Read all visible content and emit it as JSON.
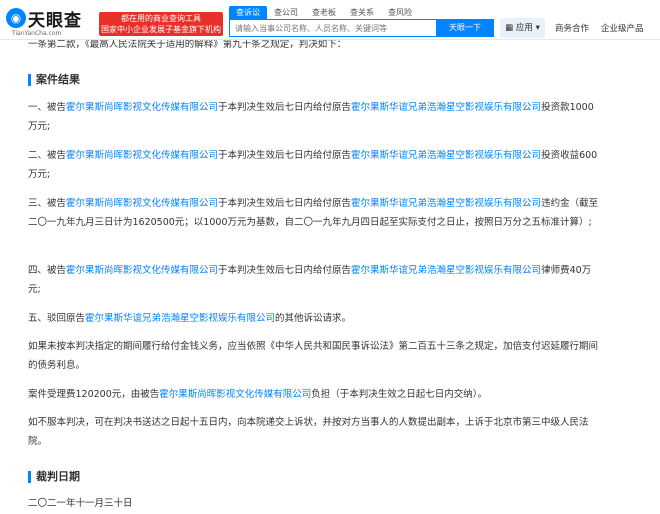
{
  "header": {
    "logo_text": "天眼查",
    "logo_domain": "TianYanCha.com",
    "slogan_line1": "都在用的商业查询工具",
    "slogan_line2": "国家中小企业发展子基金旗下机构",
    "search_tabs": [
      "查诉讼",
      "查公司",
      "查老板",
      "查关系",
      "查风险"
    ],
    "search_placeholder": "请输入当事公司名称、人员名称、关键词等",
    "search_button": "天眼一下",
    "apps_label": "应用",
    "business_label": "商务合作",
    "enterprise_label": "企业级产品"
  },
  "document": {
    "intro_partial": "一条第二款，《最高人民法院关于适用的解释》第九十条之规定，判决如下：",
    "result_title": "案件结果",
    "defendant": "霍尔果斯尚晖影视文化传媒有限公司",
    "plaintiff": "霍尔果斯华谊兄弟浩瀚星空影视娱乐有限公司",
    "item1_prefix": "一、被告",
    "item1_mid": "于本判决生效后七日内给付原告",
    "item1_suffix": "投资款1000万元;",
    "item2_prefix": "二、被告",
    "item2_mid": "于本判决生效后七日内给付原告",
    "item2_suffix": "投资收益600万元;",
    "item3_prefix": "三、被告",
    "item3_mid": "于本判决生效后七日内给付原告",
    "item3_suffix": "违约金（截至二〇一九年九月三日计为1620500元；以1000万元为基数，自二〇一九年九月四日起至实际支付之日止，按照日万分之五标准计算）;",
    "item4_prefix": "四、被告",
    "item4_mid": "于本判决生效后七日内给付原告",
    "item4_suffix": "律师费40万元;",
    "item5_prefix": "五、驳回原告",
    "item5_suffix": "的其他诉讼请求。",
    "para_interest": "如果未按本判决指定的期间履行给付金钱义务，应当依照《中华人民共和国民事诉讼法》第二百五十三条之规定，加倍支付迟延履行期间的债务利息。",
    "fee_prefix": "案件受理费120200元，由被告",
    "fee_suffix": "负担（于本判决生效之日起七日内交纳）。",
    "para_appeal": "如不服本判决，可在判决书送达之日起十五日内，向本院递交上诉状，并按对方当事人的人数提出副本，上诉于北京市第三中级人民法院。",
    "date_title": "裁判日期",
    "date_value": "二〇二一年十一月三十日"
  }
}
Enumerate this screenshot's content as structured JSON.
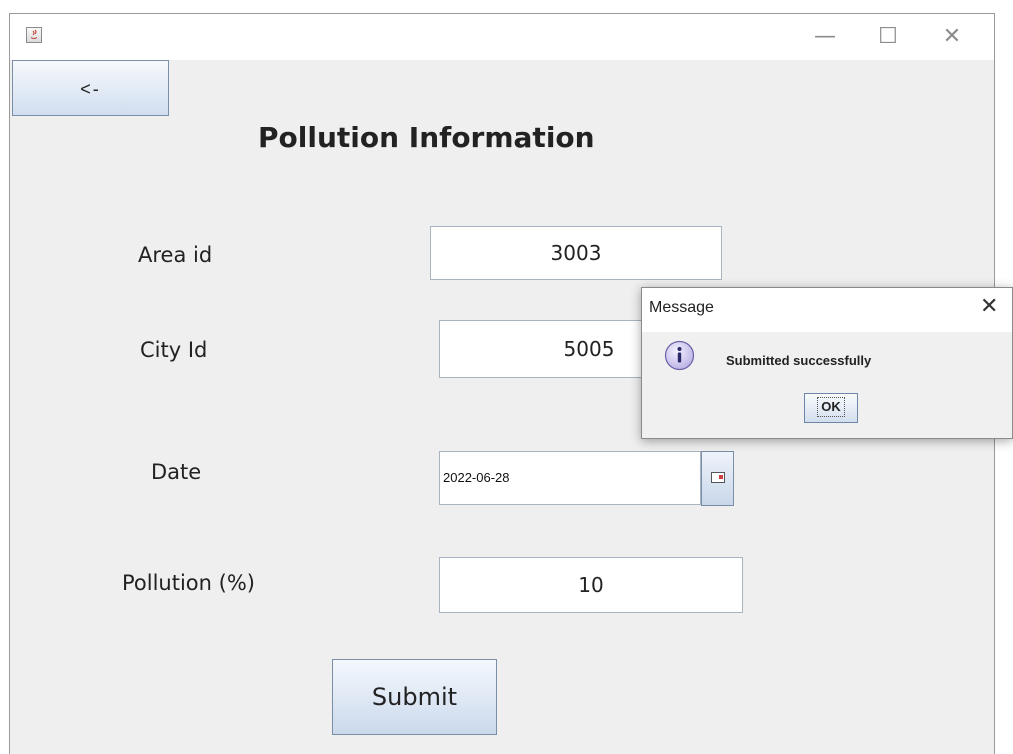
{
  "window": {
    "title": "",
    "controls": {
      "minimize": "—",
      "maximize": "☐",
      "close": "✕"
    }
  },
  "form": {
    "back_label": "<-",
    "title": "Pollution Information",
    "area_id_label": "Area id",
    "area_id_value": "3003",
    "city_id_label": "City Id",
    "city_id_value": "5005",
    "date_label": "Date",
    "date_value": "2022-06-28",
    "pollution_label": "Pollution (%)",
    "pollution_value": "10",
    "submit_label": "Submit"
  },
  "dialog": {
    "title": "Message",
    "close": "✕",
    "icon": "info-icon",
    "message": "Submitted successfully",
    "ok_label": "OK"
  },
  "colors": {
    "background": "#efefef",
    "button_gradient_top": "#f4f8fd",
    "button_gradient_bottom": "#cbd9ec",
    "info_icon": "#c9c2ea"
  }
}
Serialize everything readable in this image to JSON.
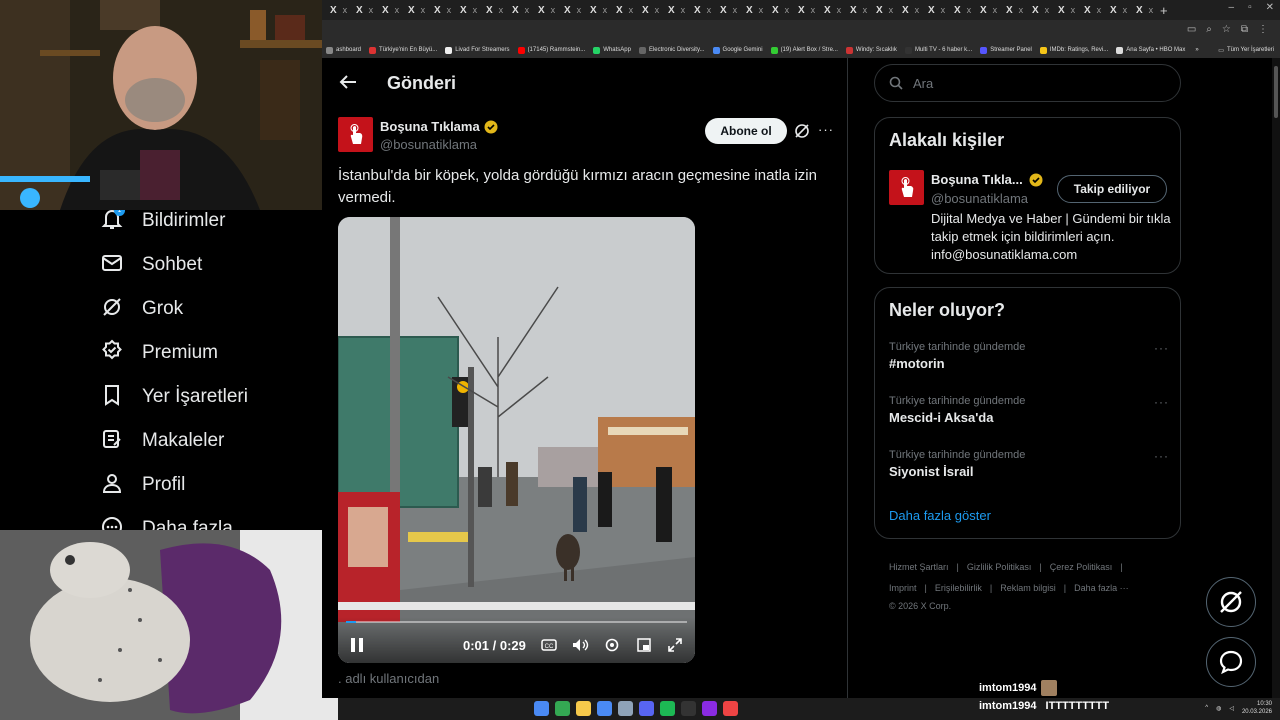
{
  "browser": {
    "tab_label": "X",
    "tab_close": "x",
    "tab_count": 32,
    "new_tab": "+",
    "bookmarks": [
      {
        "label": "ashboard",
        "color": "#888888"
      },
      {
        "label": "Türkiye'nin En Büyü...",
        "color": "#d33"
      },
      {
        "label": "Livad For Streamers",
        "color": "#eee"
      },
      {
        "label": "(17145) Rammstein...",
        "color": "#f00"
      },
      {
        "label": "WhatsApp",
        "color": "#25d366"
      },
      {
        "label": "Electronic Diversity...",
        "color": "#666"
      },
      {
        "label": "Google Gemini",
        "color": "#4a8af4"
      },
      {
        "label": "(19) Alert Box / Stre...",
        "color": "#3c3"
      },
      {
        "label": "Windy: Sıcaklık",
        "color": "#c33"
      },
      {
        "label": "Multi TV - 6 haber k...",
        "color": "#333"
      },
      {
        "label": "Streamer Panel",
        "color": "#55f"
      },
      {
        "label": "IMDb: Ratings, Revi...",
        "color": "#f5c518"
      },
      {
        "label": "Ana Sayfa • HBO Max",
        "color": "#ddd"
      }
    ],
    "bookmarks_overflow": "»",
    "bookmarks_folder": "Tüm Yer İşaretleri"
  },
  "nav": {
    "items": [
      {
        "label": "Bildirimler",
        "icon": "bell-icon"
      },
      {
        "label": "Sohbet",
        "icon": "mail-icon"
      },
      {
        "label": "Grok",
        "icon": "grok-icon"
      },
      {
        "label": "Premium",
        "icon": "premium-icon"
      },
      {
        "label": "Yer İşaretleri",
        "icon": "bookmark-icon"
      },
      {
        "label": "Makaleler",
        "icon": "article-icon"
      },
      {
        "label": "Profil",
        "icon": "profile-icon"
      },
      {
        "label": "Daha fazla",
        "icon": "more-icon"
      }
    ],
    "notification_badge": "1"
  },
  "post": {
    "page_title": "Gönderi",
    "author_name": "Boşuna Tıklama",
    "author_handle": "@bosunatiklama",
    "subscribe_label": "Abone ol",
    "more": "···",
    "text": "İstanbul'da bir köpek, yolda gördüğü kırmızı aracın geçmesine inatla izin vermedi.",
    "video_time": "0:01 / 0:29",
    "video_progress": 0.03,
    "username_hint": ". adlı kullanıcıdan"
  },
  "sidebar": {
    "search_placeholder": "Ara",
    "related_title": "Alakalı kişiler",
    "related_name": "Boşuna Tıkla...",
    "related_handle": "@bosunatiklama",
    "follow_label": "Takip ediliyor",
    "related_bio": "Dijital Medya ve Haber | Gündemi bir tıkla takip etmek için bildirimleri açın. info@bosunatiklama.com",
    "trends_title": "Neler oluyor?",
    "trends": [
      {
        "context": "Türkiye tarihinde gündemde",
        "name": "#motorin"
      },
      {
        "context": "Türkiye tarihinde gündemde",
        "name": "Mescid-i Aksa'da"
      },
      {
        "context": "Türkiye tarihinde gündemde",
        "name": "Siyonist İsrail"
      }
    ],
    "trend_more": "···",
    "show_more": "Daha fazla göster",
    "footer": {
      "links_row1": [
        "Hizmet Şartları",
        "Gizlilik Politikası",
        "Çerez Politikası"
      ],
      "links_row2": [
        "Imprint",
        "Erişilebilirlik",
        "Reklam bilgisi",
        "Daha fazla ···"
      ],
      "copyright": "© 2026 X Corp."
    }
  },
  "chat": {
    "msg1_user": "imtom1994",
    "msg2_user": "imtom1994",
    "msg2_text": "ITTTTTTTTT"
  },
  "taskbar": {
    "time": "10:30",
    "date": "20.03.2026",
    "tray_arrow": "^"
  },
  "colors": {
    "accent": "#1d9bf0",
    "brand_red": "#c4121a",
    "verified_gold": "#e2b719"
  }
}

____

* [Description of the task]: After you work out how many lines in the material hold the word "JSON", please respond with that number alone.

* [Expected answer]: 3